I wasn’t sure how I was going to rate Boyfriend Material until I realized that I was actively putting off finishing it because even after nearly 400 pages I didn’t want to be done with the world Alexis Hall had created. So, five stars it is as well as relief that the follow up Husband Material will be published later this year (August 2022 to be exact).
Boyfriend Material is the story of Luc and Oliver, but its really Luc’s as he’s the one we’re with throughout its run. It is at the core a story of overcoming the things that we have let tell us what we deserve, and the steps we have taken in order to prevent ourselves from feeling staggering loss again. Luc’s backstory is firmly rooted in the tropes of British rom coms – rockstar parent abandonment, quirky friend group, a crush on a very handsome middle-class gent whom he has struck out with in past who is the answer to his bad press work predicament. Too bad Oliver has only put a fake dating situation on the table, one that has an expiration date that is mutually beneficial.
Normally I prefer a romance that swings back and forth in point of view, so we are able to really sink into the mindset of each character. I would have enjoyed it here I’m sure, but with the telling-you-a-story narration style employed by Hall for Luc we get a propulsive and funny narrator, and because Hall is very good at what he does we are shown the things that we need to know to unpack the neuroses and inhibitions that Oliver is deploying to protect himself from what he feels he can’t have in Luc. It’s a little past halfway before the fake relationship grows to something more, but it still doesn’t quite get to “real” until much later and it gives Hall a great space to pull apart the toxic coping mechanisms that Luc and Oliver both have, and how being in each other’s lives makes them better. They don’t need the other, but their time together helps them address things they’ve let go unaddressed far too long. Then they are left with a choice, and it’s a choice they make over and over again throughout.

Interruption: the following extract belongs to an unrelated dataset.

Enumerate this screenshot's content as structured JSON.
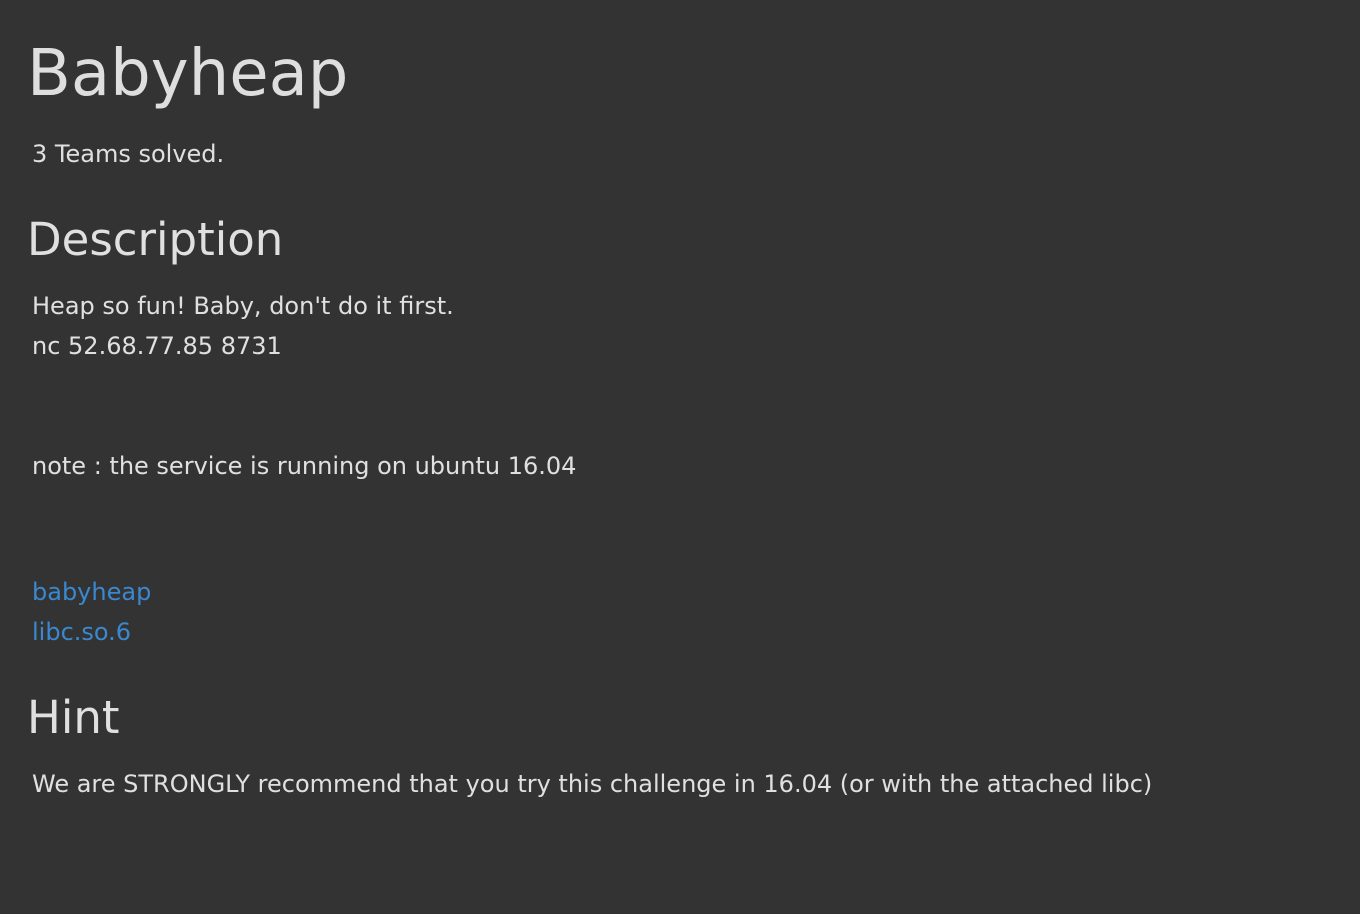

Did I mention that this is funny? Because it is. It has all of these big, deep emotions but it isn’t afraid to find the humor in them and just in the absurdity of life. This book begs to be given the movie treatment as it has all the beats built it, but I worry that a 2-hour movie wouldn’t be able to capture the nuance that Hall gives us in this.